Despite revealing that Yemeni people have settled in the UK since the 1860s, Yemen-born Warwickshire photographer Sonia Audhali’s initial research only found a small archive recording their heritage in the west Midlands. Putting that right, this is a reflection on a community with a proud past and a vibrant future.
Sowei mask: Spirit of Sierra Leone, British Museum, London, from February 14
In the Sierra Leone region, senior members of the all-female Sande Society wear Sowei masks - carved with ideals of feminine beauty, health and serenity - during rite-of-passage ceremonies. The top hat-influenced headgear in focus here was collected more than 125 years ago.
Capitol of the North, Yorkshire Museum, York, from February 16
From the 5th century, merchants, traders, Archbishops and monarchs spent 1,000 years controlling the country from York. Designed to enlighten adults and kids via sensory bookmarks, this exhibition reveals how the city became such a hotseat, dotted with Medieval pearlers including the Cawood Sword, the Escrick Ring and the Middleham Jewel.
Designed to Shine, Millennium Gallery, Sheffield, from February 16
A century ago, Sheffield’s Harry Brearley struck gold by finding “rustless” steel. A Bishop’s Crosier given to a 1950s Reverend, ice skates, a Sheffield Wednesday bread knife, classic stainless steel tables and a triptych of sculptures by a Japanese textile artist illustrate how his discovery has endured.
Tales of Antiquarian Adventure, Great North Museum: Hancock, Newcastle-upon-Tyne, from February 16
Two hundred years after forming, the country’s oldest antiquarian society can claim protective pride for sites such as Hadrian’s Wall, Tynemouth Priory and Newcastle Castle. All of which makes for a choice selection of unusual exhibits: a finger-ring which could be the earliest Christian artefact from Roman Britain and a fiddle tune book from 1694 are among them.
Tickling Jock: Comedy Greats from Sir Harry Lauder to Billy Connolly, Scottish National Portrait Gallery, Edinburgh, from February 23
Ronnie Corbett blending wistfully into a sofa and a Herculean depiction of the mighty Connolly are a couple of the artistic tributes to Scotland’s greatest stars of stage, screen and radio. The booths full of clips should be a giggle, although the offer of recording your own clips might prove painful for those planning to attend with the tiresome wannabe comedian in their clan.
Chocolate, M Shed, Bristol

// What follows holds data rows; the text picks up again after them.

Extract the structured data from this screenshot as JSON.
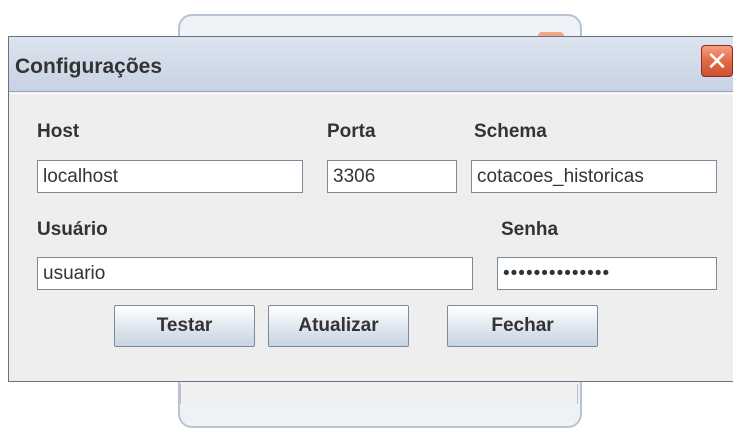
{
  "dialog": {
    "title": "Configurações",
    "close_label": "✕"
  },
  "form": {
    "host_label": "Host",
    "host_value": "localhost",
    "porta_label": "Porta",
    "porta_value": "3306",
    "schema_label": "Schema",
    "schema_value": "cotacoes_historicas",
    "usuario_label": "Usuário",
    "usuario_value": "usuario",
    "senha_label": "Senha",
    "senha_value": "••••••••••••••"
  },
  "buttons": {
    "testar": "Testar",
    "atualizar": "Atualizar",
    "fechar": "Fechar"
  },
  "colors": {
    "titlebar": "#c7d2e3",
    "close_button": "#e06a47",
    "dialog_background": "#eeeeee"
  },
  "icons": {
    "close": "close-icon"
  }
}
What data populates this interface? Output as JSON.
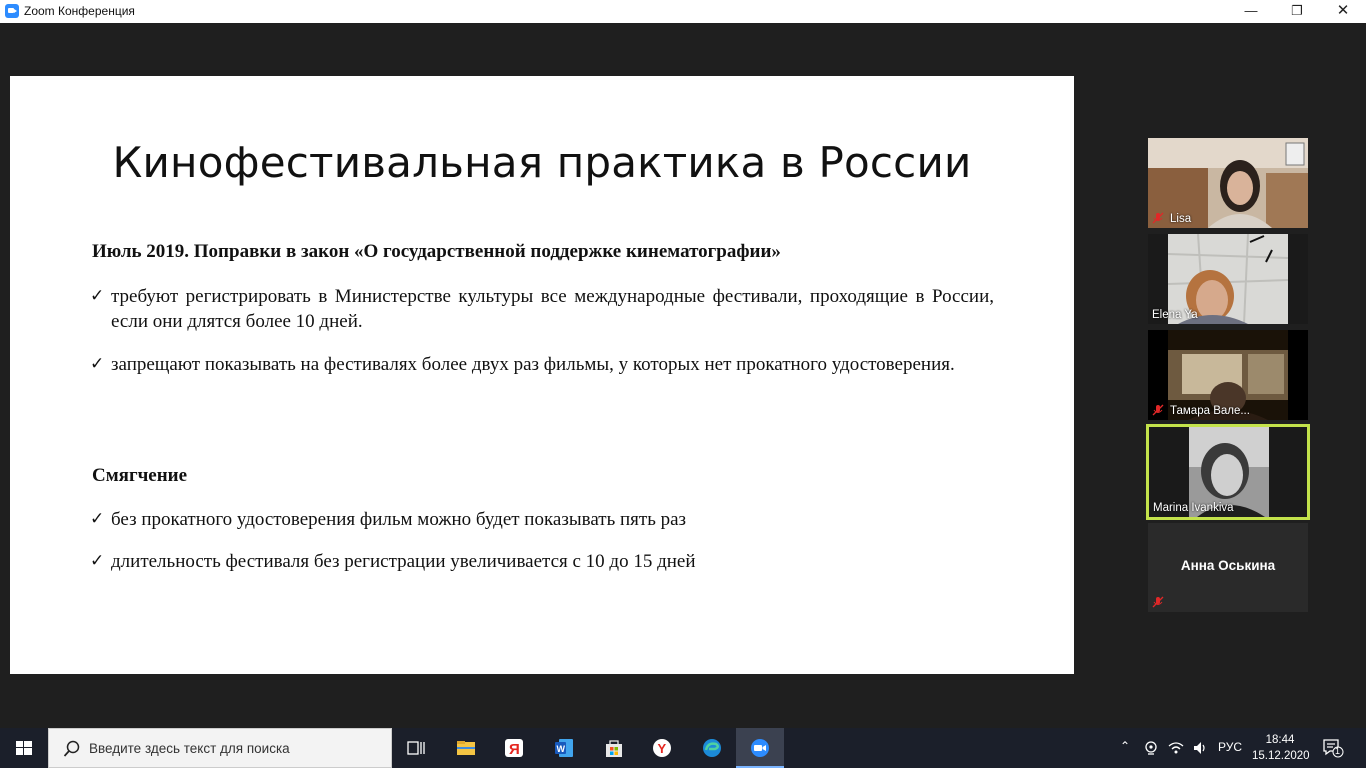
{
  "window": {
    "title": "Zoom Конференция",
    "min_glyph": "—",
    "max_glyph": "❐",
    "close_glyph": "✕"
  },
  "slide": {
    "title": "Кинофестивальная практика в России",
    "heading1": "Июль 2019. Поправки в закон «О государственной поддержке кинематографии»",
    "bullets1": [
      "требуют регистрировать в Министерстве культуры все международные фестивали, проходящие в России, если они длятся более 10 дней.",
      "запрещают показывать на фестивалях более двух раз фильмы, у которых нет прокатного удостоверения."
    ],
    "heading2": "Смягчение",
    "bullets2": [
      "без прокатного удостоверения фильм можно будет показывать пять раз",
      "длительность фестиваля без регистрации увеличивается с 10 до 15 дней"
    ],
    "check_glyph": "✓"
  },
  "participants": [
    {
      "name": "Lisa",
      "muted": true,
      "video": true
    },
    {
      "name": "Elena Ya",
      "muted": false,
      "video": true
    },
    {
      "name": "Тамара Вале...",
      "muted": true,
      "video": true
    },
    {
      "name": "Marina Ivankiva",
      "muted": false,
      "video": true,
      "active_speaker": true,
      "highlight_color": "#c3e24b"
    },
    {
      "name": "Анна Оськина",
      "muted": true,
      "video": false
    }
  ],
  "taskbar": {
    "search_placeholder": "Введите здесь текст для поиска",
    "apps": [
      "task-view",
      "file-explorer",
      "yandex",
      "word",
      "store",
      "yandex-browser",
      "edge",
      "zoom"
    ],
    "language": "РУС",
    "time": "18:44",
    "date": "15.12.2020",
    "notification_count": "1"
  }
}
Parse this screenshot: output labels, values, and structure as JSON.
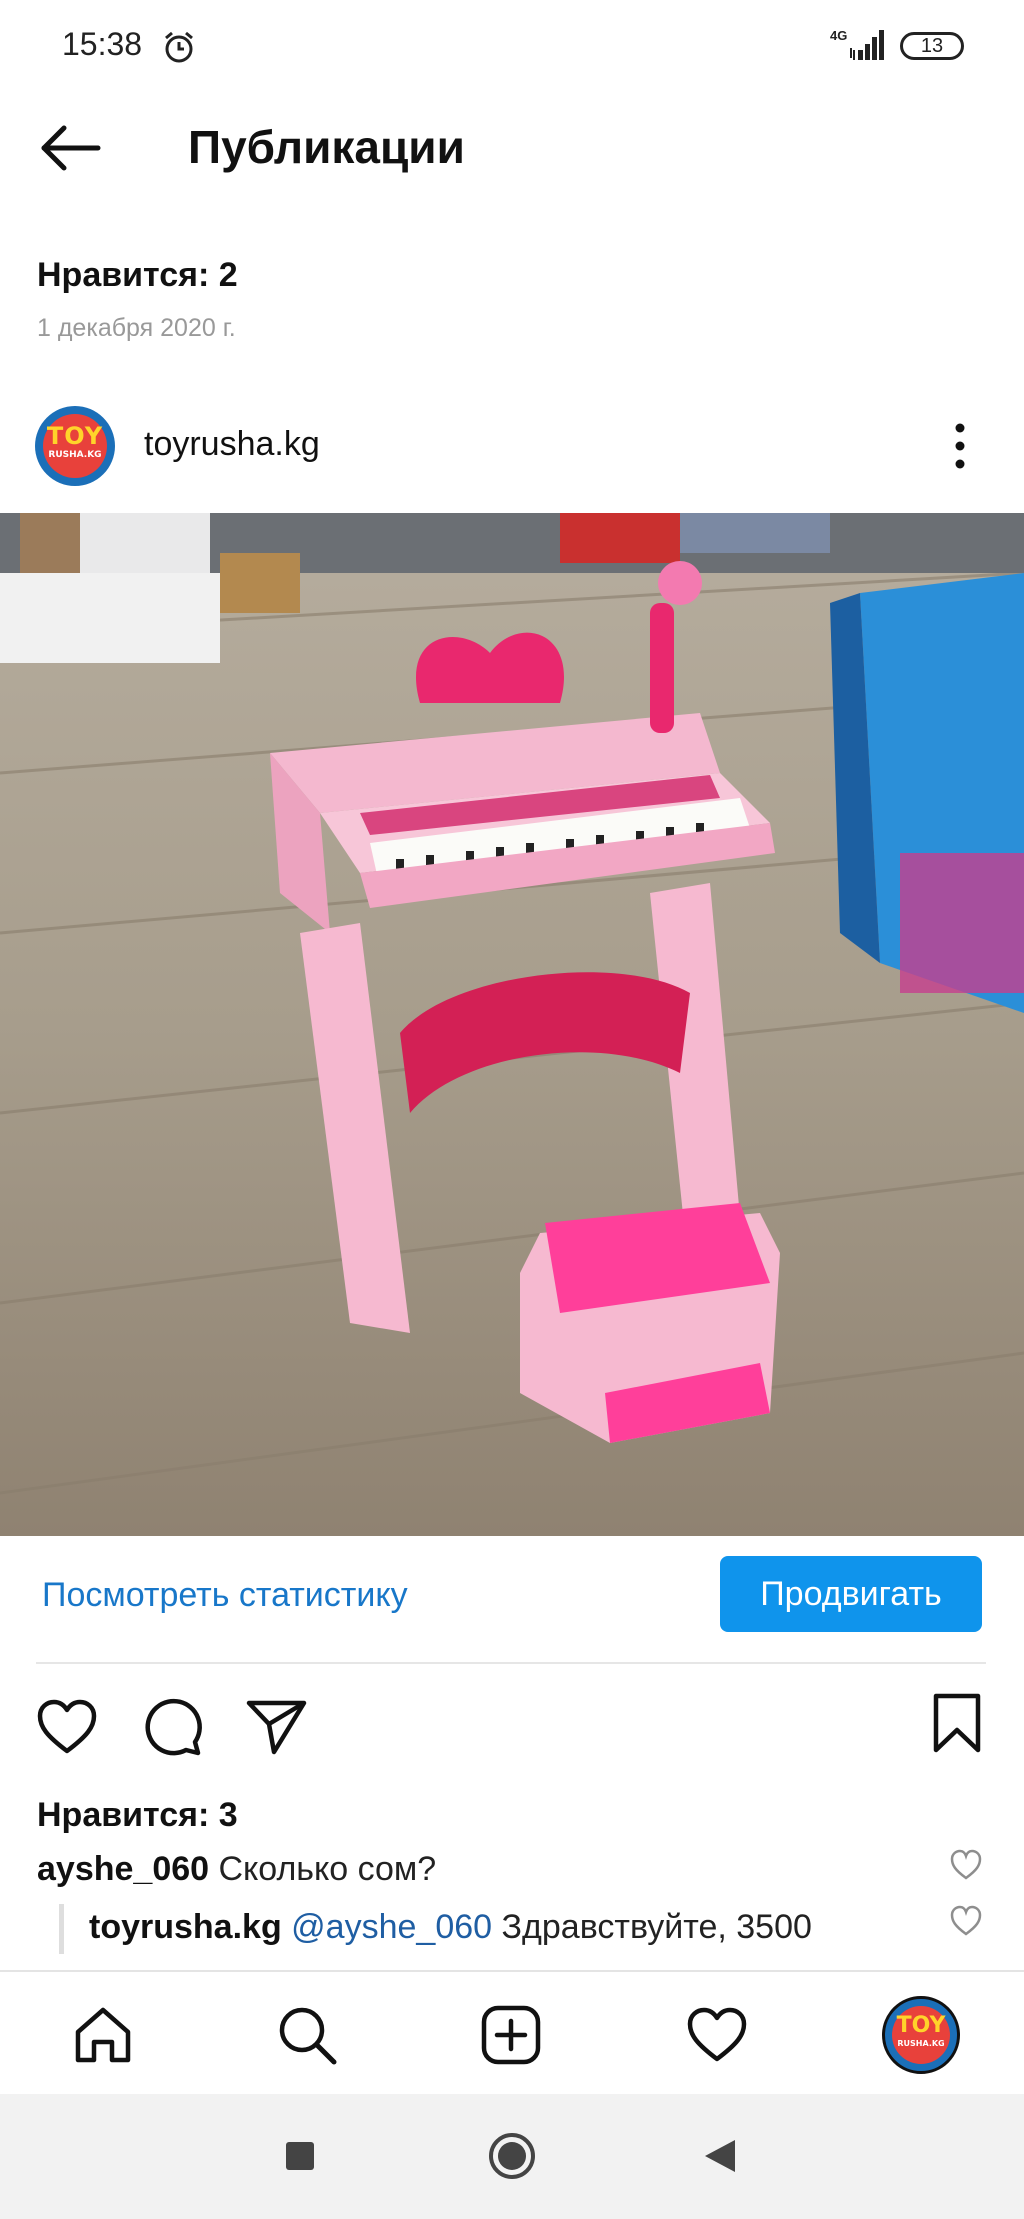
{
  "status_bar": {
    "time": "15:38",
    "network": "4G",
    "battery": "13"
  },
  "header": {
    "back_icon": "arrow-left-icon",
    "title": "Публикации"
  },
  "post_info": {
    "likes_label": "Нравится: 2",
    "date": "1 декабря 2020 г."
  },
  "post": {
    "username": "toyrusha.kg",
    "avatar_text_top": "TOY",
    "avatar_text_bottom": "RUSHA.KG",
    "stats_link": "Посмотреть статистику",
    "promote_button": "Продвигать",
    "likes": "Нравится: 3",
    "comments": [
      {
        "user": "ayshe_060",
        "text": "Сколько сом?"
      },
      {
        "user": "toyrusha.kg",
        "mention": "@ayshe_060",
        "text": "Здравствуйте, 3500"
      }
    ]
  },
  "colors": {
    "accent": "#0f94ec",
    "link": "#1877c9",
    "mention": "#1f5ea3"
  },
  "icons": {
    "like": "heart-icon",
    "comment": "comment-icon",
    "share": "send-icon",
    "save": "bookmark-icon",
    "home": "home-icon",
    "search": "search-icon",
    "add": "add-post-icon",
    "activity": "heart-icon"
  }
}
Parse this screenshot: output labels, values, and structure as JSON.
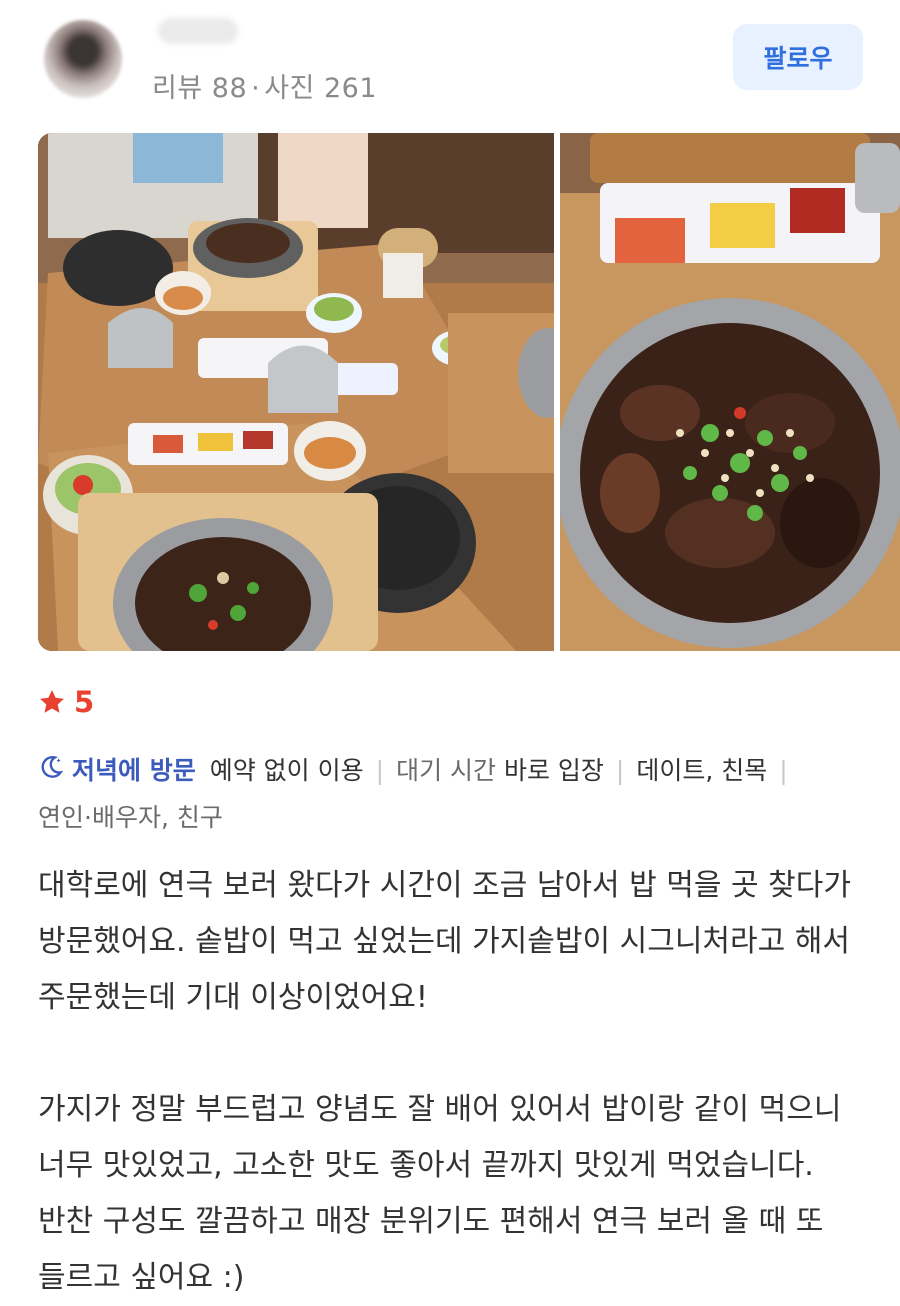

We were sold the moment this show offered free chocolate to all visitors, although a 250-year dabble through choc history is a sweet enough prospect in itself. Exhibits date back to 1729, with tins from the wars, Turkish Delight recipes, working machinery, the smells of confectionary and the final Fry’s Chocolate bar and Elizabeth Shaw Mint Crisps ever produced. Delectable.